Many students have passed through Kent but what are they up to now? In the After Kent series, we talk to Ceri Johnson about her journey After Kent. Ceri studied BA Politics and International Relations from 2017-2020.
What do you miss the most about studying Politics at Kent?
The thing I miss most about studying Politics was the way you were able to immerse yourself in a new country or topic so frequently. My modules had a great mix of countries involved and there was so much to discover within the curriculum and beyond. There was so much to learn from my peers too about their experiences and perspectives, it was enriching in so many ways.
What are you up to now?
I’m currently working at the Office for National Statistics supporting researchers in gaining access to the wealth of data that ONS has. I get to hear from researchers all over the country and a range of institutions about their research experience, and what their plans are. It’s so interesting to see the range of research that’s constantly ongoing in the UK, notably working near the COVID research team has shown me just how much work goes into these projects and of course how valuable they are. I was always passionate about academic research and it’s really exciting to be part of the research community in a way I didn’t expect.
How has studying Politics at Kent prepared you for the future/your current position?
In a role that works closely with researchers and their projects, I need to understand the process that a researcher undergoes to produce their final results on their side. With my degree having a large focus on research modules, I can talk to researchers confidently about their projects and what stages they are at so that we can support them through the process of how research works within ONS.
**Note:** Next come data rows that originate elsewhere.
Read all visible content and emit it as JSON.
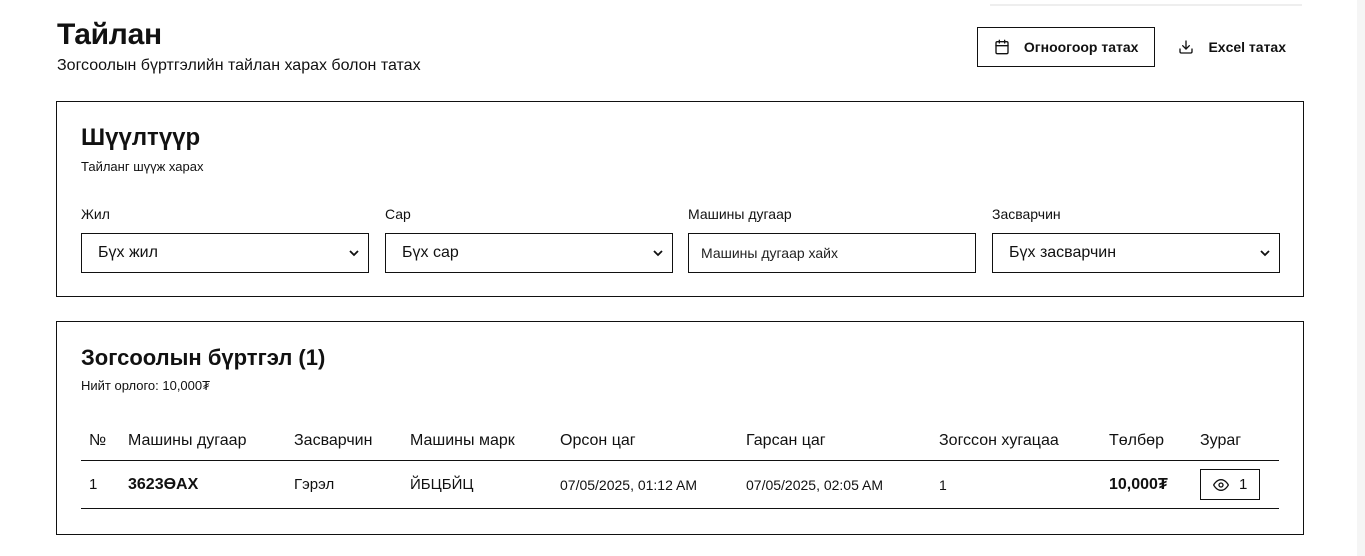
{
  "header": {
    "title": "Тайлан",
    "subtitle": "Зогсоолын бүртгэлийн тайлан харах болон татах"
  },
  "actions": {
    "date_download_label": "Огноогоор татах",
    "excel_download_label": "Excel татах"
  },
  "filter": {
    "title": "Шүүлтүүр",
    "description": "Тайланг шүүж харах",
    "fields": [
      {
        "label": "Жил",
        "value": "Бүх жил"
      },
      {
        "label": "Сар",
        "value": "Бүх сар"
      },
      {
        "label": "Машины дугаар",
        "placeholder": "Машины дугаар хайх"
      },
      {
        "label": "Засварчин",
        "value": "Бүх засварчин"
      }
    ]
  },
  "records": {
    "title": "Зогсоолын бүртгэл (1)",
    "total_income": "Нийт орлого: 10,000₮",
    "columns": [
      "№",
      "Машины дугаар",
      "Засварчин",
      "Машины марк",
      "Орсон цаг",
      "Гарсан цаг",
      "Зогссон хугацаа",
      "Төлбөр",
      "Зураг"
    ],
    "rows": [
      {
        "no": "1",
        "plate": "3623ӨАХ",
        "mechanic": "Гэрэл",
        "brand": "ЙБЦБЙЦ",
        "entry_time": "07/05/2025, 01:12 AM",
        "exit_time": "07/05/2025, 02:05 AM",
        "duration": "1",
        "fee": "10,000₮",
        "image_count": "1"
      }
    ]
  },
  "icons": {
    "calendar": "calendar-icon",
    "download": "download-icon",
    "chevron": "chevron-down-icon",
    "eye": "eye-icon"
  }
}
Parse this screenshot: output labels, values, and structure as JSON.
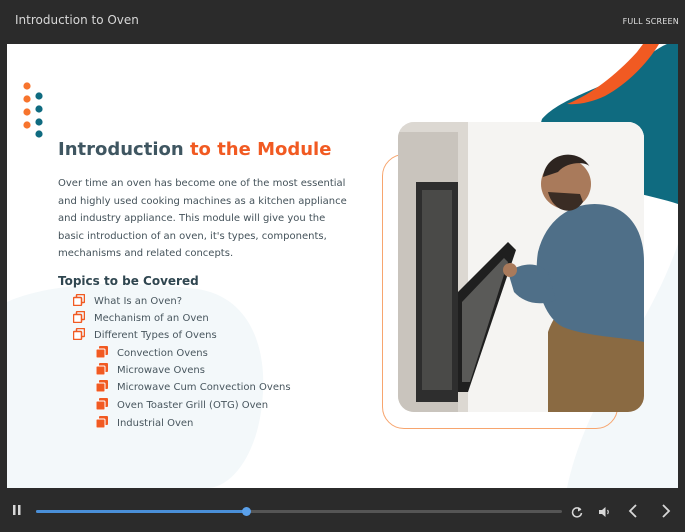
{
  "window": {
    "title": "Introduction to Oven",
    "fullscreen_label": "FULL SCREEN"
  },
  "slide": {
    "heading_part1": "Introduction ",
    "heading_part2": "to the Module",
    "intro_text": "Over time an oven has become one of the most essential and highly used cooking machines as a kitchen appliance and industry appliance. This module will give you the basic introduction of an oven, it's types, components, mechanisms and related concepts.",
    "topics_heading": "Topics to be Covered",
    "topics": [
      {
        "label": "What Is an Oven?"
      },
      {
        "label": "Mechanism of an Oven"
      },
      {
        "label": "Different Types of Ovens"
      }
    ],
    "subtopics": [
      {
        "label": "Convection Ovens"
      },
      {
        "label": "Microwave Ovens"
      },
      {
        "label": "Microwave Cum Convection Ovens"
      },
      {
        "label": "Oven Toaster Grill (OTG) Oven"
      },
      {
        "label": "Industrial Oven"
      }
    ]
  },
  "player": {
    "progress": 0.4,
    "icons": [
      "pause-icon",
      "replay-icon",
      "volume-icon",
      "previous-icon",
      "next-icon"
    ]
  },
  "colors": {
    "accent": "#f15a22",
    "teal": "#0f6b80",
    "heading": "#3f5661",
    "progress": "#4a8fd8"
  }
}
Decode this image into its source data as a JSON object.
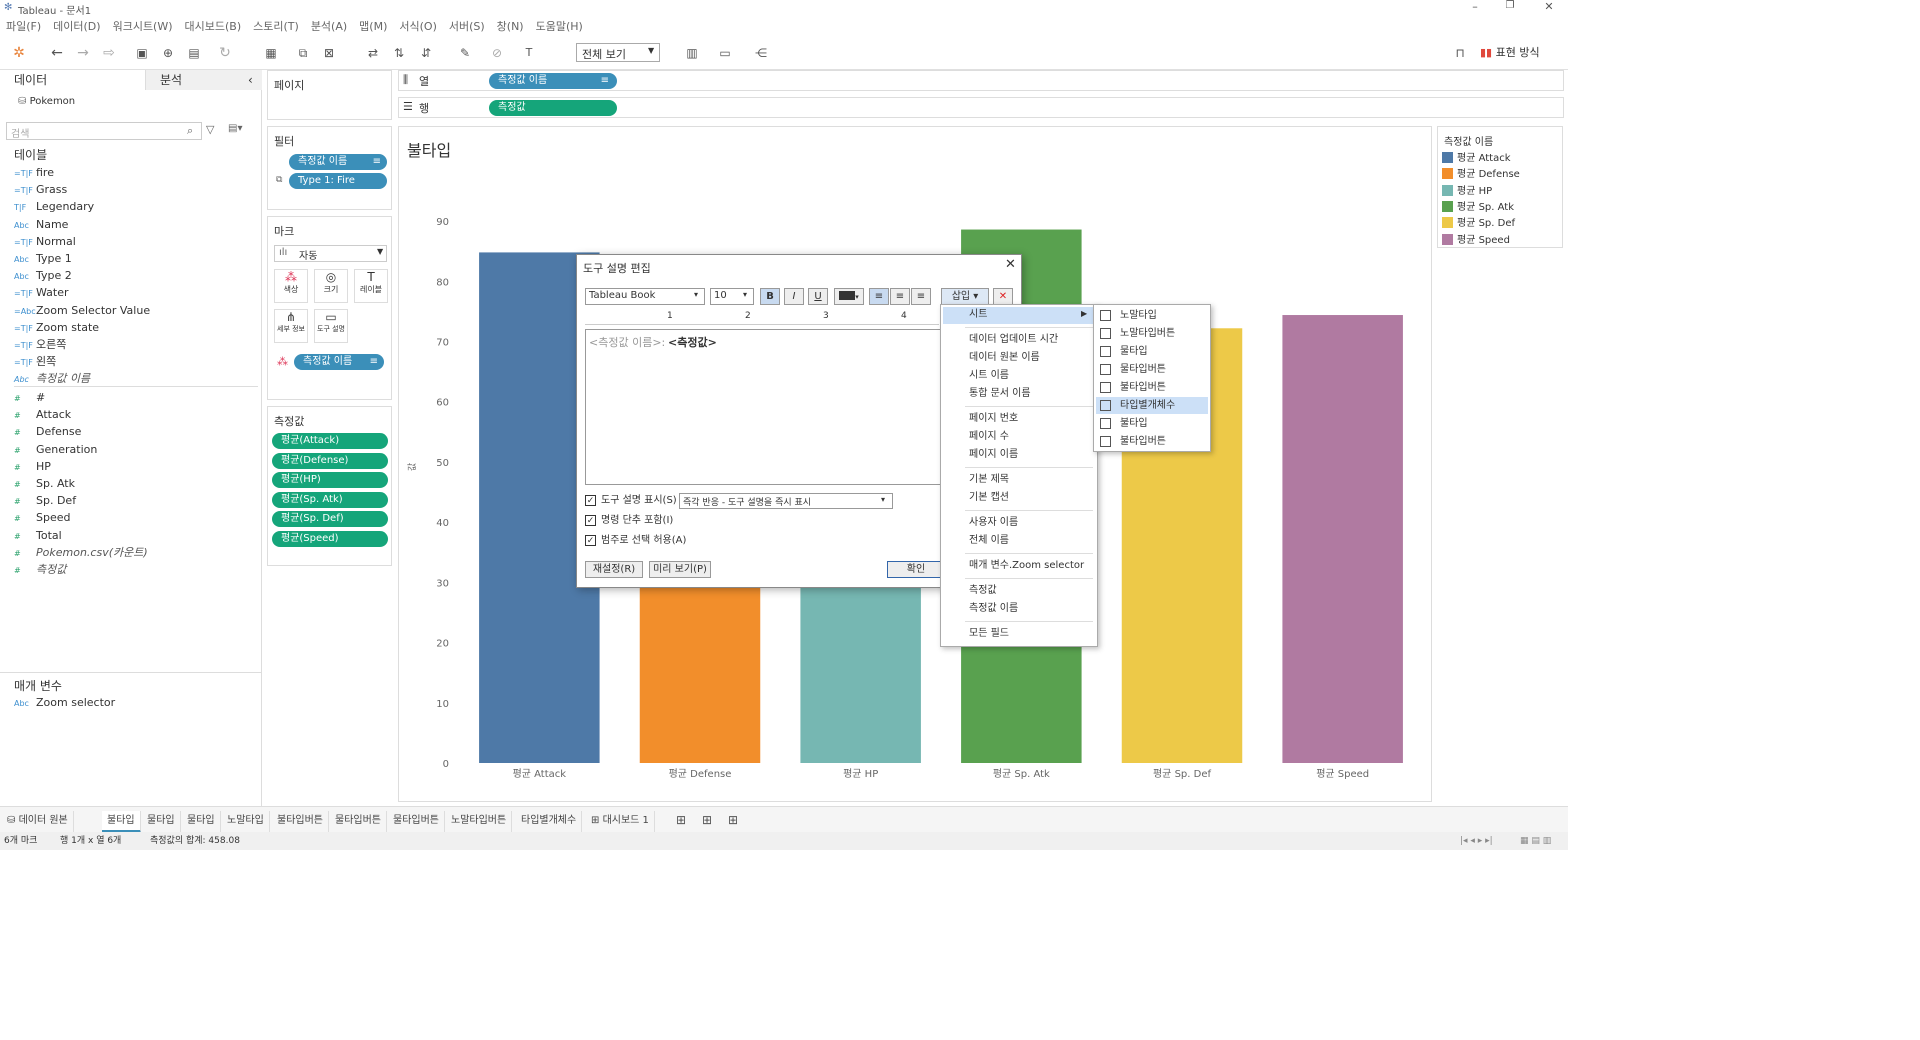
{
  "window": {
    "title": "Tableau - 문서1"
  },
  "menu": [
    "파일(F)",
    "데이터(D)",
    "워크시트(W)",
    "대시보드(B)",
    "스토리(T)",
    "분석(A)",
    "맵(M)",
    "서식(O)",
    "서버(S)",
    "창(N)",
    "도움말(H)"
  ],
  "toolbar": {
    "view_select": "전체 보기",
    "show_me": "표현 방식"
  },
  "left": {
    "tab_data": "데이터",
    "tab_analysis": "분석",
    "datasource": "Pokemon",
    "search_placeholder": "검색",
    "tables_header": "테이블",
    "dimensions": [
      {
        "icon": "=T|F",
        "label": "fire"
      },
      {
        "icon": "=T|F",
        "label": "Grass"
      },
      {
        "icon": "T|F",
        "label": "Legendary"
      },
      {
        "icon": "Abc",
        "label": "Name"
      },
      {
        "icon": "=T|F",
        "label": "Normal"
      },
      {
        "icon": "Abc",
        "label": "Type 1"
      },
      {
        "icon": "Abc",
        "label": "Type 2"
      },
      {
        "icon": "=T|F",
        "label": "Water"
      },
      {
        "icon": "=Abc",
        "label": "Zoom Selector Value"
      },
      {
        "icon": "=T|F",
        "label": "Zoom state"
      },
      {
        "icon": "=T|F",
        "label": "오른쪽"
      },
      {
        "icon": "=T|F",
        "label": "왼쪽"
      },
      {
        "icon": "Abc",
        "label": "측정값 이름"
      }
    ],
    "measures": [
      {
        "icon": "#",
        "label": "#"
      },
      {
        "icon": "#",
        "label": "Attack"
      },
      {
        "icon": "#",
        "label": "Defense"
      },
      {
        "icon": "#",
        "label": "Generation"
      },
      {
        "icon": "#",
        "label": "HP"
      },
      {
        "icon": "#",
        "label": "Sp. Atk"
      },
      {
        "icon": "#",
        "label": "Sp. Def"
      },
      {
        "icon": "#",
        "label": "Speed"
      },
      {
        "icon": "#",
        "label": "Total"
      },
      {
        "icon": "#",
        "label": "Pokemon.csv(카운트)"
      },
      {
        "icon": "#",
        "label": "측정값"
      }
    ],
    "params_header": "매개 변수",
    "param": {
      "icon": "Abc",
      "label": "Zoom selector"
    }
  },
  "pages": {
    "title": "페이지"
  },
  "filters": {
    "title": "필터",
    "pills": [
      "측정값 이름",
      "Type 1: Fire"
    ]
  },
  "marks": {
    "title": "마크",
    "type": "자동",
    "buttons": [
      "색상",
      "크기",
      "레이블",
      "세부 정보",
      "도구 설명"
    ],
    "pill": "측정값 이름"
  },
  "measure_values": {
    "title": "측정값",
    "pills": [
      "평균(Attack)",
      "평균(Defense)",
      "평균(HP)",
      "평균(Sp. Atk)",
      "평균(Sp. Def)",
      "평균(Speed)"
    ]
  },
  "shelves": {
    "columns_label": "열",
    "columns_pill": "측정값 이름",
    "rows_label": "행",
    "rows_pill": "측정값"
  },
  "sheet": {
    "title": "불타입",
    "axis_label": "값"
  },
  "chart_data": {
    "type": "bar",
    "title": "불타입",
    "categories": [
      "평균 Attack",
      "평균 Defense",
      "평균 HP",
      "평균 Sp. Atk",
      "평균 Sp. Def",
      "평균 Speed"
    ],
    "values": [
      84.8,
      67.8,
      69.9,
      88.6,
      72.2,
      74.4
    ],
    "colors": [
      "#4e79a7",
      "#f28e2b",
      "#76b7b2",
      "#59a14f",
      "#edc948",
      "#b07aa1"
    ],
    "ylabel": "값",
    "ylim": [
      0,
      95
    ],
    "yticks": [
      0,
      10,
      20,
      30,
      40,
      50,
      60,
      70,
      80,
      90
    ],
    "grid": false,
    "legend": "right"
  },
  "legend": {
    "title": "측정값 이름",
    "items": [
      {
        "label": "평균 Attack",
        "color": "#4e79a7"
      },
      {
        "label": "평균 Defense",
        "color": "#f28e2b"
      },
      {
        "label": "평균 HP",
        "color": "#76b7b2"
      },
      {
        "label": "평균 Sp. Atk",
        "color": "#59a14f"
      },
      {
        "label": "평균 Sp. Def",
        "color": "#edc948"
      },
      {
        "label": "평균 Speed",
        "color": "#b07aa1"
      }
    ]
  },
  "dialog": {
    "title": "도구 설명 편집",
    "font": "Tableau Book",
    "size": "10",
    "bold": "B",
    "italic": "I",
    "underline": "U",
    "insert": "삽입",
    "ruler": [
      "1",
      "2",
      "3",
      "4"
    ],
    "content_field": "<측정값 이름>:",
    "content_value": "<측정값>",
    "show_tooltip_label": "도구 설명 표시(S)",
    "show_tooltip_select": "즉각 반응 - 도구 설명을 즉시 표시",
    "include_commands_label": "명령 단추 포함(I)",
    "allow_select_label": "범주로 선택 허용(A)",
    "reset": "재설정(R)",
    "preview": "미리 보기(P)",
    "ok": "확인"
  },
  "insert_menu": {
    "groups": [
      [
        "시트"
      ],
      [
        "데이터 업데이트 시간",
        "데이터 원본 이름",
        "시트 이름",
        "통합 문서 이름"
      ],
      [
        "페이지 번호",
        "페이지 수",
        "페이지 이름"
      ],
      [
        "기본 제목",
        "기본 캡션"
      ],
      [
        "사용자 이름",
        "전체 이름"
      ],
      [
        "매개 변수.Zoom selector"
      ],
      [
        "측정값",
        "측정값 이름"
      ],
      [
        "모든 필드"
      ]
    ]
  },
  "sheet_submenu": [
    "노말타입",
    "노말타입버튼",
    "물타입",
    "물타입버튼",
    "불타입버튼",
    "타입별개체수",
    "불타입",
    "불타입버튼"
  ],
  "bottom_tabs": [
    "데이터 원본",
    "불타입",
    "물타입",
    "물타입",
    "노말타입",
    "불타입버튼",
    "물타입버튼",
    "물타입버튼",
    "노말타입버튼",
    "타입별개체수",
    "대시보드 1"
  ],
  "status": {
    "marks": "6개 마크",
    "rows_cols": "행 1개 x 열 6개",
    "sum": "측정값의 합계: 458.08"
  }
}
I also think in a personal sense, the staff at Kent always encouraged me to produce work I was proud of. They helped me to see my full potential so that I could work with conviction in my own choices. The support there was brilliant and shaped me into the person I am now.
What advice would you give potential/current Politics students?
The best advice you can give someone in politics is to just explore! Make your experience of politics a broad horizon where you can look at things from different perspectives and explore concepts that seem to out of reach. I went to university with such a limited understanding of history and politics, and when I chose modules that I didn’t have much background knowledge on it was a rewarding experience to learn and broaden my worldview. It also gives you the confidence to know you can dive into new things and tackle them head-on, which is great practice for going into a new job that you might not know anything about.
What do you plan to do in the future?
I’m currently working towards progression into a Policy role. I enjoy being a supportive role to my team and there are so many skills that are transferable to the next role without them being directly linked. For example, getting involved with stakeholders and the relationships between ONS and other government departments. In any role, it’s important to build strong working relationships but particularly in policy when communication is so key. I’m hoping that in a policy role I can do some more writing and research in a way that helps others, either by informing or influencing others.
If you are a POLIR alumni and studied either an undergraduate, postgraduate or PhD degree with us and would like to share your story, contact us, we would love to hear from you!